Mandy Coleman

Mandy Coleman: Hope is what drives every family that comes to TIRR, but progress can be fragile. Kristina Guilbeau remembers telling doctors her goals for her sister, Mandy, after they first arrived at the rehab hospital: She also hoped that her sister would learn to walk and talk again. That she would be able to sing along to her favorite Taylor Swift songs. Eventually, she believed Mandy would leave the hospital and go to work as a realtor, just like she'd planned. That was three years ago. "Looking back," Kristina said, "I know that I was naive." Mandy, now 32, had likely fallen asleep while driving in August 2014 before she careened off an overpass in Northwest Houston. She wasn't wearing a seat belt, and her body was tossed through the windshield.

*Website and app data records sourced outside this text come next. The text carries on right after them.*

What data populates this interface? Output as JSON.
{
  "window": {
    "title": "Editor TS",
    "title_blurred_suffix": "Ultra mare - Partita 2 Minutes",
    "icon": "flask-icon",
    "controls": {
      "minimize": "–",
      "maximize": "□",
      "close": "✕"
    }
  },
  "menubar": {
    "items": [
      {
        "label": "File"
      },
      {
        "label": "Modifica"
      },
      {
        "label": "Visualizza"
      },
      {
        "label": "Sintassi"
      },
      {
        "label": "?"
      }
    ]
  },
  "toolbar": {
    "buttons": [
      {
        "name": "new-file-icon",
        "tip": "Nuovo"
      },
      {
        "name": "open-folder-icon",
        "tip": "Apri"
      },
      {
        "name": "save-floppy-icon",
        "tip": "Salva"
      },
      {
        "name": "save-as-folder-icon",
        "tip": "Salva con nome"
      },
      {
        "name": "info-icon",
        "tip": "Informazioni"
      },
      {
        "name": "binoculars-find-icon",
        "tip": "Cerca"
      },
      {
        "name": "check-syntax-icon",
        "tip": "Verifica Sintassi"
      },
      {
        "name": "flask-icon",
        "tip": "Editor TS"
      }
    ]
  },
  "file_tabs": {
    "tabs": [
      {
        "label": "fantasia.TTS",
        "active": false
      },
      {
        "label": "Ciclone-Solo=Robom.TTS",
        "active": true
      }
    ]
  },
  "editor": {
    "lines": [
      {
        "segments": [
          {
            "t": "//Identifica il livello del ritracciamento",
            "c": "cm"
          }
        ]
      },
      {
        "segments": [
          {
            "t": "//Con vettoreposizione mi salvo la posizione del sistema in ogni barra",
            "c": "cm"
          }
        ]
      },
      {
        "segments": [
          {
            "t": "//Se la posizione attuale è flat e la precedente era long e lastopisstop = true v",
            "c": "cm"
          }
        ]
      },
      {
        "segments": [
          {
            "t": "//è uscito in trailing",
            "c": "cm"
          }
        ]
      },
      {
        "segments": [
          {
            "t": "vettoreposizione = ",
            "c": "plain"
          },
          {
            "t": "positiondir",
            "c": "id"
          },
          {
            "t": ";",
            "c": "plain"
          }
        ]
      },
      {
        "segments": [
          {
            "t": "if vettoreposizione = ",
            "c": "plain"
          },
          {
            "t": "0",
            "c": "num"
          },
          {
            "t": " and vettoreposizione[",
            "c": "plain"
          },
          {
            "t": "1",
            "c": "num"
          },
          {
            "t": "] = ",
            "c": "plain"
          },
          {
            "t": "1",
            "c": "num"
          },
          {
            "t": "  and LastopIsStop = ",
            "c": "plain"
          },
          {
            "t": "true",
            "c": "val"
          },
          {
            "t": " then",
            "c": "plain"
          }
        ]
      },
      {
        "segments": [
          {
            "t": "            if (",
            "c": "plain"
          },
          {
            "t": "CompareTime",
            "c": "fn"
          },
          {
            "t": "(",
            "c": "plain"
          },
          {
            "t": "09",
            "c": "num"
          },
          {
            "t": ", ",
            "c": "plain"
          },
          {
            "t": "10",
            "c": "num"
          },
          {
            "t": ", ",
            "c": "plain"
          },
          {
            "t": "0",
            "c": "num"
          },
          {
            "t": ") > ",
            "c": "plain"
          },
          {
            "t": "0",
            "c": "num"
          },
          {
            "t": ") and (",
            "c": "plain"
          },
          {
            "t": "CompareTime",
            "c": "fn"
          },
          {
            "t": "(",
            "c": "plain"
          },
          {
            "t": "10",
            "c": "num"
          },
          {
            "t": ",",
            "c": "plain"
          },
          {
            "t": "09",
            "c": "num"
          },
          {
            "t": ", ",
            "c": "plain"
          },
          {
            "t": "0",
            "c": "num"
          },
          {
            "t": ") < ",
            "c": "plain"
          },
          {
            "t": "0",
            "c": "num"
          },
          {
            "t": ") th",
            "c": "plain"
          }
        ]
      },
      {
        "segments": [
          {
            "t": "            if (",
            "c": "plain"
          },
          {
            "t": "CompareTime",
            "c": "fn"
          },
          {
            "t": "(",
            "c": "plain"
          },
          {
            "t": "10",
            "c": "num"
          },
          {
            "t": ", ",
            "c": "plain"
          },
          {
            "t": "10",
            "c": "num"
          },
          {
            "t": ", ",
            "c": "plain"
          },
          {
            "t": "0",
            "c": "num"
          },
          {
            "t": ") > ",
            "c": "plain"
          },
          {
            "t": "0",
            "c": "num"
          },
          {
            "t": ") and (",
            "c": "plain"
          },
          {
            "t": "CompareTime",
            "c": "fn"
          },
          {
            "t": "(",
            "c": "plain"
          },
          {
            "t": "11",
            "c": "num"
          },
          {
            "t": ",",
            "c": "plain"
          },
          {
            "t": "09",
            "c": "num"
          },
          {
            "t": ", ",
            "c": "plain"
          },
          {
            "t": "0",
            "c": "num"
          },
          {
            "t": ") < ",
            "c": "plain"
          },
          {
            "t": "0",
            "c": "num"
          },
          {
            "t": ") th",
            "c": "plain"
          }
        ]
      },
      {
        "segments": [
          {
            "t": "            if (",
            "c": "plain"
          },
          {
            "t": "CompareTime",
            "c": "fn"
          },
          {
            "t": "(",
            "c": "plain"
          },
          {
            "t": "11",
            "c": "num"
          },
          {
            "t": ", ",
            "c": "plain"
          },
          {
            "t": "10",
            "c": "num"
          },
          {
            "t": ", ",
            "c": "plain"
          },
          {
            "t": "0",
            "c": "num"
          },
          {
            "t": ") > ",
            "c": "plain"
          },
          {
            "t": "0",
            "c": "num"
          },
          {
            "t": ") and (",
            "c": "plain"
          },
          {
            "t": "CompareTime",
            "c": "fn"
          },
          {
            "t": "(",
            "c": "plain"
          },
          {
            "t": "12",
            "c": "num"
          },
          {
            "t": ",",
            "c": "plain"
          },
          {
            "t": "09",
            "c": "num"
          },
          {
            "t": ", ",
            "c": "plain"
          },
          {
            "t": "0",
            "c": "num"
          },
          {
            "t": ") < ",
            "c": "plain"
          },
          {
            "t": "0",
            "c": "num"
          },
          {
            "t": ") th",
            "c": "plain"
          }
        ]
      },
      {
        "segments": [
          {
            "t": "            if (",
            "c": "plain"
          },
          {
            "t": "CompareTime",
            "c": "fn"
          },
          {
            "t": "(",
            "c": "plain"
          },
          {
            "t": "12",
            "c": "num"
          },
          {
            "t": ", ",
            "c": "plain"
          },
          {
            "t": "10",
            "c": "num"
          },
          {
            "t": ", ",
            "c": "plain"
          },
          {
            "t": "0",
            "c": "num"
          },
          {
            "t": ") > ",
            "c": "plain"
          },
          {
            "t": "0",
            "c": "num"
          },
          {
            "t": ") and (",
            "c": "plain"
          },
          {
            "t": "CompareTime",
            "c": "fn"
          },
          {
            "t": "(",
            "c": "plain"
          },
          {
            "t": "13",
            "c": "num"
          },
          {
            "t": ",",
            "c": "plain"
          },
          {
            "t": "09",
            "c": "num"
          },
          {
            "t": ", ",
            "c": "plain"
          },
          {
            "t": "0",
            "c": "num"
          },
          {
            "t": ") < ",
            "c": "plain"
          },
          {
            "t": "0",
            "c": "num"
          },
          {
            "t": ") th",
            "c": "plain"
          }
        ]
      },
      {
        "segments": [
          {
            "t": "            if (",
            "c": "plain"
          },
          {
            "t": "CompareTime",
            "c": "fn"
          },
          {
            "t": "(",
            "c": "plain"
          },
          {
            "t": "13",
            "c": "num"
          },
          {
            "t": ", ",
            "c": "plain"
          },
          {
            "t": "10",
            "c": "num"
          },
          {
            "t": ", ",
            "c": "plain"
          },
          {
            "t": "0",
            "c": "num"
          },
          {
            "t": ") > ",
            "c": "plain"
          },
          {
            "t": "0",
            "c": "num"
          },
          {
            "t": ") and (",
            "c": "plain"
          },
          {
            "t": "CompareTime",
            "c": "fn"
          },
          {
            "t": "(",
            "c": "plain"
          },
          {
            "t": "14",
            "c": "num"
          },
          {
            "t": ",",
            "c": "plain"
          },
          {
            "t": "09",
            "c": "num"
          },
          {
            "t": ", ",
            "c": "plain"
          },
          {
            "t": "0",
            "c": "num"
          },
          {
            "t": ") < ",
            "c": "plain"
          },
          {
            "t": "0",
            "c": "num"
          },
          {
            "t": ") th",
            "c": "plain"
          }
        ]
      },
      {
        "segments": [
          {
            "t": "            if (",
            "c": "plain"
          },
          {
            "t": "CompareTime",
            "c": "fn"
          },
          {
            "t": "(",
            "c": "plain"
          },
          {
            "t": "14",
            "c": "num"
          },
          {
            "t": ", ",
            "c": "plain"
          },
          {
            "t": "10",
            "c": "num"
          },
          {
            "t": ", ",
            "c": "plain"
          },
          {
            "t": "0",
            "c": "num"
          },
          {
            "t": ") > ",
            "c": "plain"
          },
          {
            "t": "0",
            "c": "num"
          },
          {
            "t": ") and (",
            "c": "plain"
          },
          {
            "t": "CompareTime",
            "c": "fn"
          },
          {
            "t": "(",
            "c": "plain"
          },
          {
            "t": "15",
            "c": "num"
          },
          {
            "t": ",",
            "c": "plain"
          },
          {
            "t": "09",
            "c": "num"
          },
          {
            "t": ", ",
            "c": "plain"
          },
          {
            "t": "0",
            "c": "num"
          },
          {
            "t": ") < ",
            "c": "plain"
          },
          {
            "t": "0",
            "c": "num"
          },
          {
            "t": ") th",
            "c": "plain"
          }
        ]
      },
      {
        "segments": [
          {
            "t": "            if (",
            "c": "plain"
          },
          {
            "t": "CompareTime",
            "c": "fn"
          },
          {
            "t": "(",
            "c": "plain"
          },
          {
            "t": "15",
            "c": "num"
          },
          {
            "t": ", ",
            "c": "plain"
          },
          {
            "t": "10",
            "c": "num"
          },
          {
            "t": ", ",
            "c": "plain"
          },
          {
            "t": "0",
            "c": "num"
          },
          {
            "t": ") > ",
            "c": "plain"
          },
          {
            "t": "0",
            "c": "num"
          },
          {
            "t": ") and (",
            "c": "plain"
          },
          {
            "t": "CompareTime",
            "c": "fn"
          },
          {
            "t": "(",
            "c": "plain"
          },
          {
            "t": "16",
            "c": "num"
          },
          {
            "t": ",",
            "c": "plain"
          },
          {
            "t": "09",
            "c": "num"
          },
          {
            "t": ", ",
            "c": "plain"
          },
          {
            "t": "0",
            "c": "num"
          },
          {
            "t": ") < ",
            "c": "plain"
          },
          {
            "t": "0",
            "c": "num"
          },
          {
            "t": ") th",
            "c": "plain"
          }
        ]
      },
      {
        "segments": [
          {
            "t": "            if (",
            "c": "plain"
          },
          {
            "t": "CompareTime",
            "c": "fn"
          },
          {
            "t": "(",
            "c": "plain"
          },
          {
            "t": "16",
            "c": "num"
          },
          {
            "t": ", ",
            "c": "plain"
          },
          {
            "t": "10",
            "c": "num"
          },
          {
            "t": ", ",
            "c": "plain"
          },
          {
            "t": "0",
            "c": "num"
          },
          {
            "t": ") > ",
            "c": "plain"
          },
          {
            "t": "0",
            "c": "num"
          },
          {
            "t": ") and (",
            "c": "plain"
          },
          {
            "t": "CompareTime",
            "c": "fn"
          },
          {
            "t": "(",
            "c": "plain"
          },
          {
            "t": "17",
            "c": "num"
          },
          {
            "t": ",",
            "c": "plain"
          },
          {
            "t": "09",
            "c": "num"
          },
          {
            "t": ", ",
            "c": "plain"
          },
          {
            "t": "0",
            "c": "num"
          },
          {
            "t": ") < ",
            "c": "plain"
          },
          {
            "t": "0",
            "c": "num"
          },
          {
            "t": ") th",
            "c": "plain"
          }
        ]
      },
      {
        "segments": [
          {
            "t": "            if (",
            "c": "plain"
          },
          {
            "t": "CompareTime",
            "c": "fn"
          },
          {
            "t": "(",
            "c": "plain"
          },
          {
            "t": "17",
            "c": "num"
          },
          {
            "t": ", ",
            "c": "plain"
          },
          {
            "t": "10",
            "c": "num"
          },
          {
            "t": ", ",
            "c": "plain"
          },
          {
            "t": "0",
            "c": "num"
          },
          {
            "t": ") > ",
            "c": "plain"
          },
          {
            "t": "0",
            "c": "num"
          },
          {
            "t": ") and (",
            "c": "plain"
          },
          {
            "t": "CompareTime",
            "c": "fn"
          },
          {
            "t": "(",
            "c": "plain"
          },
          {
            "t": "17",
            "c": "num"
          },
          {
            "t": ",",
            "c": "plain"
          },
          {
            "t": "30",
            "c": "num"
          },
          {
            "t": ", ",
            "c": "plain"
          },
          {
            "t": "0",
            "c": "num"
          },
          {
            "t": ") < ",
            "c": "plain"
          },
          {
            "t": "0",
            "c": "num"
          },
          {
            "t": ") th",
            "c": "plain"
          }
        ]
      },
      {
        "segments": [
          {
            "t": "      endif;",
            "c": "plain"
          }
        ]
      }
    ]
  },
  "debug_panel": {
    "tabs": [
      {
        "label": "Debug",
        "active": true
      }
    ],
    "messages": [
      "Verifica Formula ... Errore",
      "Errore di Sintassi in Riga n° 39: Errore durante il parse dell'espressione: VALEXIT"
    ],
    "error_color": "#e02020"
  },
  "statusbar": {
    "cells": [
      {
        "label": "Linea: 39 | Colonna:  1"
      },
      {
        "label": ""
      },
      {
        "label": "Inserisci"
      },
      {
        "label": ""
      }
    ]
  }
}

She was fortunate to have landed on grass, and that a jogger came along less than an hour later. Her family sobbed in the waiting room the next day when a neurosurgeon at Ben Taub Hospital told them the damage to Mandy's brain was so widespread, she would never recover. Kristina fell to the floor crying. Hours later, she made a pact with her parents and her youngest sister: They were going to do whatever it took to bring Mandy back.